"An incredibly moving and gripping novel . . . so sure-footed, clear, vibrating, like chiffon or a cigarette."
— Olga Ravn, author of The Employees and My Work

"Rendered through recursion and fragmentation, the wholeness of What Kingdom is revealed like a jigsaw puzzle whose pieces are kept in a shoebox and turns out to have no edges. Somehow both warm and cool, Fine Gråbøl’s keenly observant prose suggests the affinities between phantasm, phenomena and what lies between. Bureaucracy and self-inflicted burns—the banal and the brutal—are reported with the same attenuated precision. Only an unreliable narrator could be trusted with this story. This book has gotten inside me, a guide for unexplored rooms and corridors."
— Anne de Marcken, author of It Lasts Forever and Then It's Over

"This debut novel centers around the minute day-to-days of a patient in a mental hospital. Gråbøl, a Danish poet beloved by the likes of Olga Ravn and Celia Paul, weaves an intricate picture of a life lived under rules and restraint by creating a text that is simultaneously demure and porous, with an elliptical structure . . . This book is especially exciting because its publisher, Archipelago, rarely puts out debut fiction, and the cover features artwork by Karoline Ebbesen, a Danish painter who was admitted to a mental asylum in 1885 and lived there for the next 50 years." — Dilara O'Neil, Vulture

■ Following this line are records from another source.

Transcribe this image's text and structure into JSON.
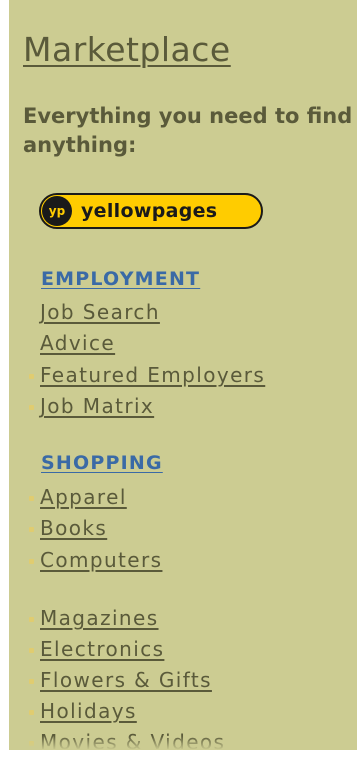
{
  "marketplace": {
    "title": "Marketplace",
    "tagline": "Everything you need to find anything:",
    "logo": {
      "badge": "yp",
      "text": "yellowpages"
    }
  },
  "employment": {
    "header": "EMPLOYMENT",
    "items": [
      {
        "label": "Job Search",
        "bullet": false
      },
      {
        "label": "Advice",
        "bullet": false
      },
      {
        "label": "Featured Employers",
        "bullet": true
      },
      {
        "label": "Job Matrix",
        "bullet": true
      }
    ]
  },
  "shopping": {
    "header": "SHOPPING",
    "items": [
      {
        "label": "Apparel"
      },
      {
        "label": "Books"
      },
      {
        "label": "Computers"
      },
      {
        "label": "Magazines"
      },
      {
        "label": "Electronics"
      },
      {
        "label": "Flowers & Gifts"
      },
      {
        "label": "Holidays"
      },
      {
        "label": "Movies & Videos"
      }
    ]
  },
  "colors": {
    "panel_background": "#cccc92",
    "text": "#5a5a3a",
    "section_header": "#3a6aa6",
    "logo_yellow": "#ffcc00",
    "bullet": "#e0cc70"
  }
}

“It has been a privilege to read this extraordinary work. The unnamed narrator’s absolute vulnerability is transformed into compelling beauty by the authority and precision of her language. I love the pace of the writing. How, after a passage in which the raw pain and hurt break through into anger, a sentence of clear transcendent poetry can follow. The perfect emotional control is astonishing. It is a very exposing, brave book. It lays open the narrator’s frustration at her inability to be heard, to be considered, within the cold strictures of the institution where she passes her days: "the basis of our lives is powerlessness plus capitulation." I was riveted by the attention to detail – it demands our attention, in return; the objective way the narrator perceives the confined world she lives in, without a trace of self-pity, compels us to know she is speaking the truth. There is an urgent need for the system to be changed, for an individual to be listened to, not just dealt with. This book makes us listen.” – Celia Paul, author of Self-Portrait and Letters to Gwen John

"The sentences are short, truncated even, sometimes in a poetic way ('Splendid hearts, free hands') but often not . . . The brevity is beautiful, and also something more . . .  [What Kingdom] warns of the increasing neoliberalization and capitalization of the Danish welfare state and the effects of this on an already strained and shrinking public health care system . . . What Kingdom [has a] thoroughgoing commitment to community and connection." — Sherilyn Hellberg, Words Without Borders

"Gråbøl offers a searing critique on the way the government treats the mentally ill . . . Our narrator is preoccupied with the furniture . . . For her, chairs “address the night,” and this is a vital observation. Our protagonist notices everything. While we never get her name, the reader understands her survival is dependent on discovering herself through these inanimate objects . . . What Kingdom is a wonderful debut . . . a modern day classic; one I will return to time and time again." Courtenay Schembri Gray, The Maple Moon


Product Details
ISBN: 9781953861849
ISBN-10: 1953861849
Publisher: Archipelago
Publication Date: April 16th, 2024
Pages: 152
Language: English